#### Records provided

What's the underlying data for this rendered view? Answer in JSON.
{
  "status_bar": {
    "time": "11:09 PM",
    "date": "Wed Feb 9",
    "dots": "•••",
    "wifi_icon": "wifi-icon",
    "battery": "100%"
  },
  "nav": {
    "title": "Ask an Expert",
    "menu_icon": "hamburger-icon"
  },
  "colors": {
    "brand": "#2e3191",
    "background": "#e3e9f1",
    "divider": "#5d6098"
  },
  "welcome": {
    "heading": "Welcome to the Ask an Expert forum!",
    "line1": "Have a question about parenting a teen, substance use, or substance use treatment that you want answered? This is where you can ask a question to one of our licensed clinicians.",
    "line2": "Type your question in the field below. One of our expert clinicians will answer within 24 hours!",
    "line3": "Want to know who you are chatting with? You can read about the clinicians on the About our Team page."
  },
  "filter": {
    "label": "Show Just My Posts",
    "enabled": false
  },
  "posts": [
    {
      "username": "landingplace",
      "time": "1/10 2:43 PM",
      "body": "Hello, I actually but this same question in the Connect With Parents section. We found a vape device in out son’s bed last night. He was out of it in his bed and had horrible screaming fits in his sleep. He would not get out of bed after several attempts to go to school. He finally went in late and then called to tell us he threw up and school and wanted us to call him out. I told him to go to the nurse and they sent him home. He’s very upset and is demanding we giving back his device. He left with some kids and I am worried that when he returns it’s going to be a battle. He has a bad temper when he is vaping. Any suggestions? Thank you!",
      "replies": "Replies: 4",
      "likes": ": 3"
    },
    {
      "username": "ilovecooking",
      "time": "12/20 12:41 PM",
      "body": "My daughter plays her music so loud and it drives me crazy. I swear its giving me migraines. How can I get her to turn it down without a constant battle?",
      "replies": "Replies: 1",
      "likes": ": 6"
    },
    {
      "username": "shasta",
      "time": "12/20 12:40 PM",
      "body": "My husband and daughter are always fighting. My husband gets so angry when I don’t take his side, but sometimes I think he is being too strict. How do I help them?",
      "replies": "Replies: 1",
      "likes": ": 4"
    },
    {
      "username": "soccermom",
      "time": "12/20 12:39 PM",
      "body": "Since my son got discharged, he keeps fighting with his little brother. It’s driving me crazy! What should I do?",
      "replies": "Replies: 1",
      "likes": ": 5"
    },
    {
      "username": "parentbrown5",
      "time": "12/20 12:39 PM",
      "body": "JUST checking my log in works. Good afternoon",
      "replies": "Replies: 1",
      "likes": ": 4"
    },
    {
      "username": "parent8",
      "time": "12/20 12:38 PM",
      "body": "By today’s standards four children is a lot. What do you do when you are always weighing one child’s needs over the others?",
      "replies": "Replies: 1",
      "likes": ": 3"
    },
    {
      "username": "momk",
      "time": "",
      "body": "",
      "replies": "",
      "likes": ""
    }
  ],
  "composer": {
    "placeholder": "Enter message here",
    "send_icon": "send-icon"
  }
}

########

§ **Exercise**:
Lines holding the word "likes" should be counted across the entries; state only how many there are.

§ **Output of the task**:
7